Record set section start

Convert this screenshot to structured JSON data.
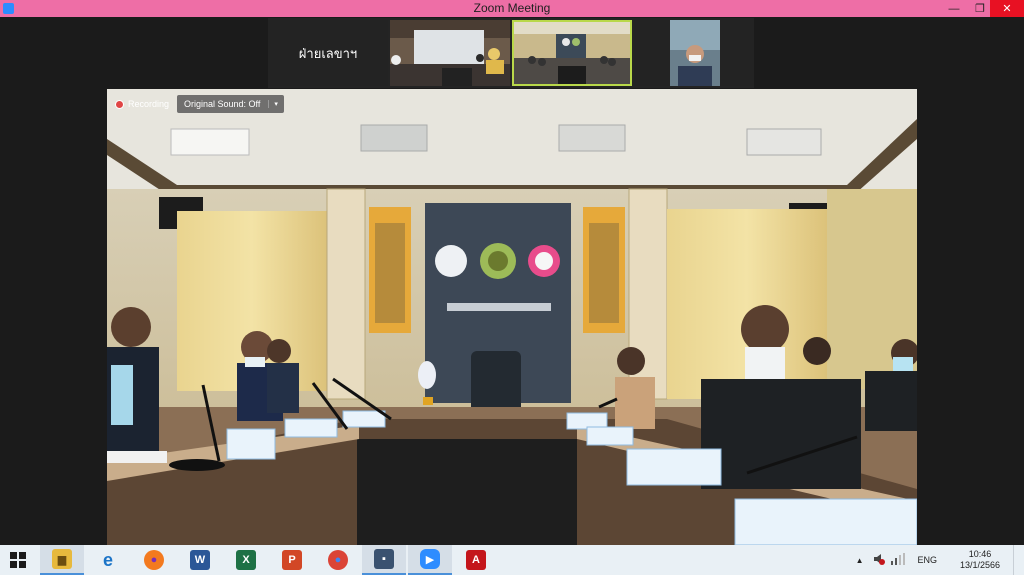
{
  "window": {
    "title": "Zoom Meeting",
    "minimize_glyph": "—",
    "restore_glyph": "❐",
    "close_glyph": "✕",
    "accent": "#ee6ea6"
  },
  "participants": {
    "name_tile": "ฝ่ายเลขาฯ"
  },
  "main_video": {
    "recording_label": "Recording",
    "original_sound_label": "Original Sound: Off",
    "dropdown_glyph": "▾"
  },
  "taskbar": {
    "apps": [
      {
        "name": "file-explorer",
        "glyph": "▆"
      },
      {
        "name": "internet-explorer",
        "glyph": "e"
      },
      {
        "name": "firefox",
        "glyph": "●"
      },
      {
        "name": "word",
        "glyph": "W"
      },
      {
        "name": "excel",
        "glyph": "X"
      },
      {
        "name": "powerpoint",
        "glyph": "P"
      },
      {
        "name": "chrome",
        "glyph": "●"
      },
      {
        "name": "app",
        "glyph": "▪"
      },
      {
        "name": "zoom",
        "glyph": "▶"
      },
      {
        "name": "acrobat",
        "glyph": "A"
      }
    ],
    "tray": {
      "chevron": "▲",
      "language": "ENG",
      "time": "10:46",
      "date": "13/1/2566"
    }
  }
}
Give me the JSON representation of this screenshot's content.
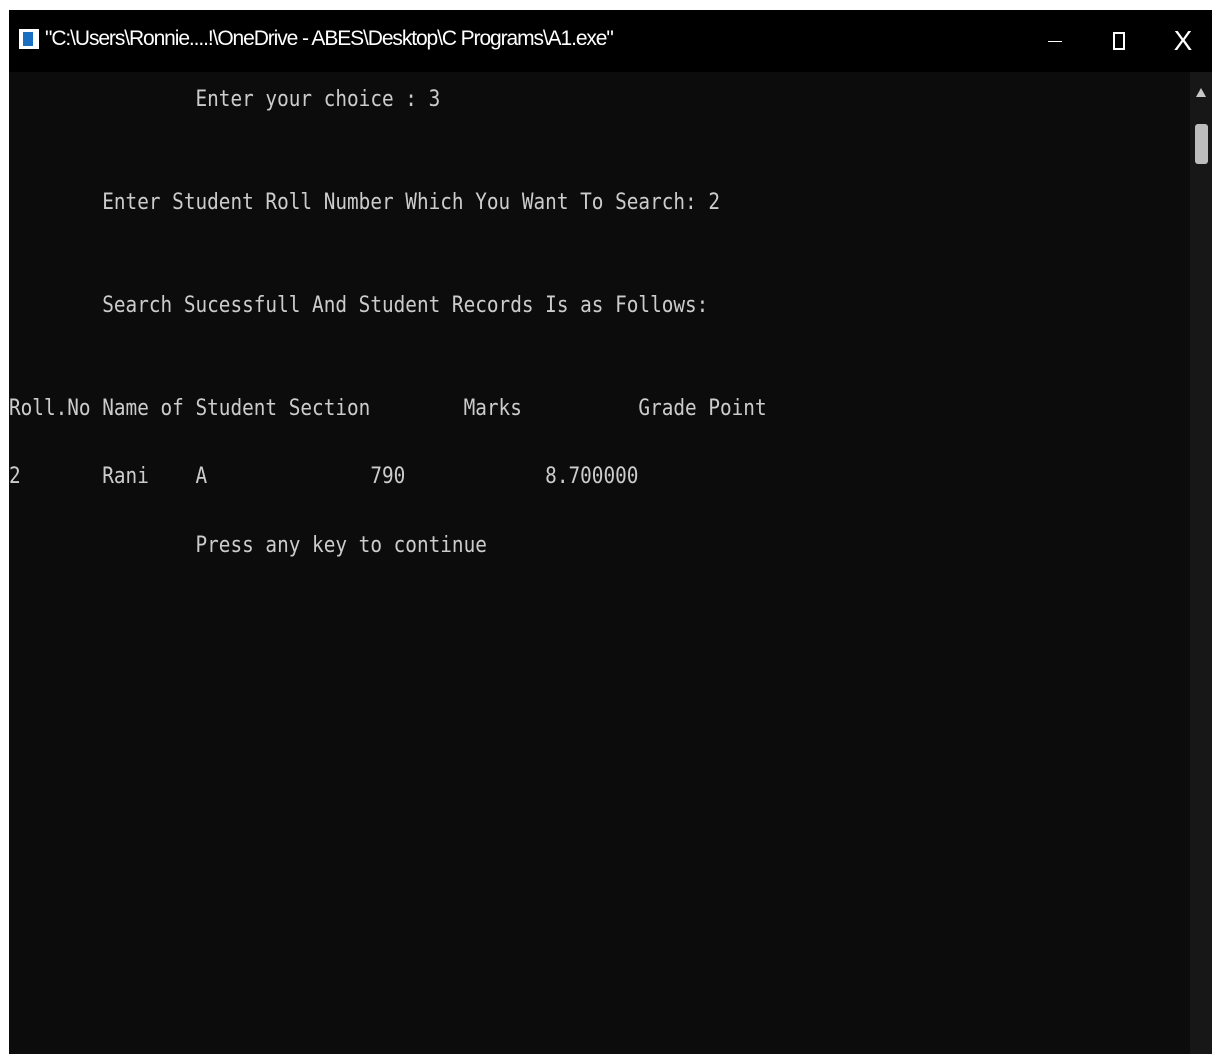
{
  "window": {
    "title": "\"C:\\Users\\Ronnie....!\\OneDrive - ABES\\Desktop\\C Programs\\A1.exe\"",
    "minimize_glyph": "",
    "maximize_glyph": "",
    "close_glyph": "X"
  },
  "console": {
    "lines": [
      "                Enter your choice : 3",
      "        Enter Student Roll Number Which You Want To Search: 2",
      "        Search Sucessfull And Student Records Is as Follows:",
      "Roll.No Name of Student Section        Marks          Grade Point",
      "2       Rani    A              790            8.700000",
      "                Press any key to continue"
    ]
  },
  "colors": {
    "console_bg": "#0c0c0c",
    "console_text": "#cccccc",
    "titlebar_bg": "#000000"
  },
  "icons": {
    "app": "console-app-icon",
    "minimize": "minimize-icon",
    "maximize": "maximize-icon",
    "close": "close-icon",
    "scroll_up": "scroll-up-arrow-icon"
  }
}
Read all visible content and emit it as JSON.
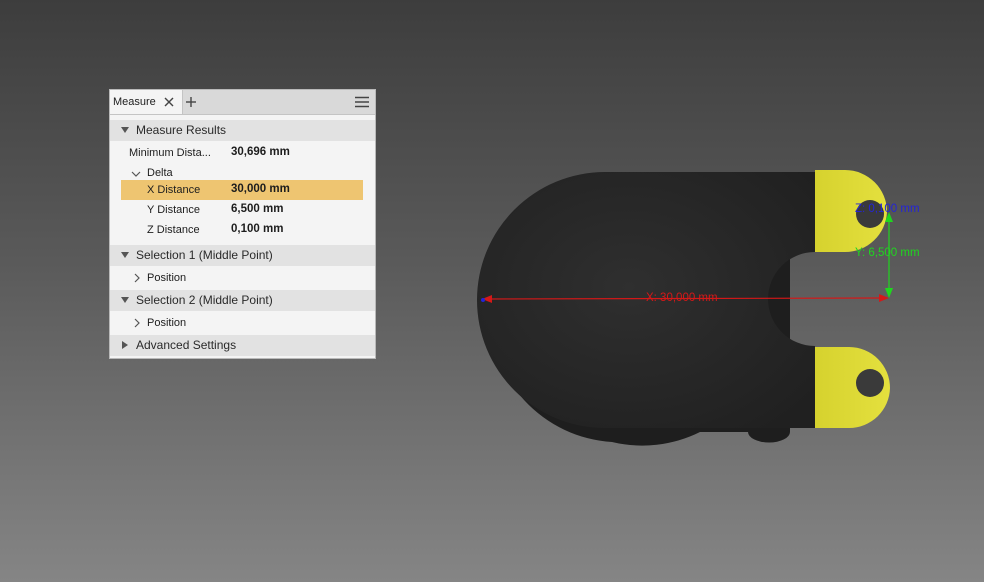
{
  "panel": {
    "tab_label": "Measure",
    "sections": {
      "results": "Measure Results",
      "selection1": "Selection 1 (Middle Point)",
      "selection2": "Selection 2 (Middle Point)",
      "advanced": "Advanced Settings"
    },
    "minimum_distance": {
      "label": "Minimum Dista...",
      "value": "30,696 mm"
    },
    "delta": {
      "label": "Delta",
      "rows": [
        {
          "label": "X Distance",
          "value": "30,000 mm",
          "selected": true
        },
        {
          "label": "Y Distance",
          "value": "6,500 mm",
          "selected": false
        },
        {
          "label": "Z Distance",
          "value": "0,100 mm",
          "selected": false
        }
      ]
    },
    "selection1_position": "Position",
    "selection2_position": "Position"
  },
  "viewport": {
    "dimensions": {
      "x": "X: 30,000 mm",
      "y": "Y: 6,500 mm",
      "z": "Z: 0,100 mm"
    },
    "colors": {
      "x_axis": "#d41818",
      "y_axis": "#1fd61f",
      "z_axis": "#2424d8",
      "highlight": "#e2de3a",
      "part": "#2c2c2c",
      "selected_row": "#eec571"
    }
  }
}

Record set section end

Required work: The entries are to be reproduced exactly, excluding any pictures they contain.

Result for this task:
Convert this screenshot to structured JSON data.
{
  "window": {
    "title": "Zoom Meeting",
    "minimize_glyph": "—",
    "restore_glyph": "❐",
    "close_glyph": "✕",
    "accent": "#ee6ea6"
  },
  "participants": {
    "name_tile": "ฝ่ายเลขาฯ"
  },
  "main_video": {
    "recording_label": "Recording",
    "original_sound_label": "Original Sound: Off",
    "dropdown_glyph": "▾"
  },
  "taskbar": {
    "apps": [
      {
        "name": "file-explorer",
        "glyph": "▆"
      },
      {
        "name": "internet-explorer",
        "glyph": "e"
      },
      {
        "name": "firefox",
        "glyph": "●"
      },
      {
        "name": "word",
        "glyph": "W"
      },
      {
        "name": "excel",
        "glyph": "X"
      },
      {
        "name": "powerpoint",
        "glyph": "P"
      },
      {
        "name": "chrome",
        "glyph": "●"
      },
      {
        "name": "app",
        "glyph": "▪"
      },
      {
        "name": "zoom",
        "glyph": "▶"
      },
      {
        "name": "acrobat",
        "glyph": "A"
      }
    ],
    "tray": {
      "chevron": "▲",
      "language": "ENG",
      "time": "10:46",
      "date": "13/1/2566"
    }
  }
}
Give me the JSON representation of this screenshot's content.
{
  "window": {
    "title": "\"C:\\Users\\Ronnie....!\\OneDrive - ABES\\Desktop\\C Programs\\A1.exe\"",
    "minimize_glyph": "",
    "maximize_glyph": "",
    "close_glyph": "X"
  },
  "console": {
    "lines": [
      "                Enter your choice : 3",
      "        Enter Student Roll Number Which You Want To Search: 2",
      "        Search Sucessfull And Student Records Is as Follows:",
      "Roll.No Name of Student Section        Marks          Grade Point",
      "2       Rani    A              790            8.700000",
      "                Press any key to continue"
    ]
  },
  "colors": {
    "console_bg": "#0c0c0c",
    "console_text": "#cccccc",
    "titlebar_bg": "#000000"
  },
  "icons": {
    "app": "console-app-icon",
    "minimize": "minimize-icon",
    "maximize": "maximize-icon",
    "close": "close-icon",
    "scroll_up": "scroll-up-arrow-icon"
  }
}
Read all visible content and emit it as JSON.
{
  "panel": {
    "tab_label": "Measure",
    "sections": {
      "results": "Measure Results",
      "selection1": "Selection 1 (Middle Point)",
      "selection2": "Selection 2 (Middle Point)",
      "advanced": "Advanced Settings"
    },
    "minimum_distance": {
      "label": "Minimum Dista...",
      "value": "30,696 mm"
    },
    "delta": {
      "label": "Delta",
      "rows": [
        {
          "label": "X Distance",
          "value": "30,000 mm",
          "selected": true
        },
        {
          "label": "Y Distance",
          "value": "6,500 mm",
          "selected": false
        },
        {
          "label": "Z Distance",
          "value": "0,100 mm",
          "selected": false
        }
      ]
    },
    "selection1_position": "Position",
    "selection2_position": "Position"
  },
  "viewport": {
    "dimensions": {
      "x": "X: 30,000 mm",
      "y": "Y: 6,500 mm",
      "z": "Z: 0,100 mm"
    },
    "colors": {
      "x_axis": "#d41818",
      "y_axis": "#1fd61f",
      "z_axis": "#2424d8",
      "highlight": "#e2de3a",
      "part": "#2c2c2c",
      "selected_row": "#eec571"
    }
  }
}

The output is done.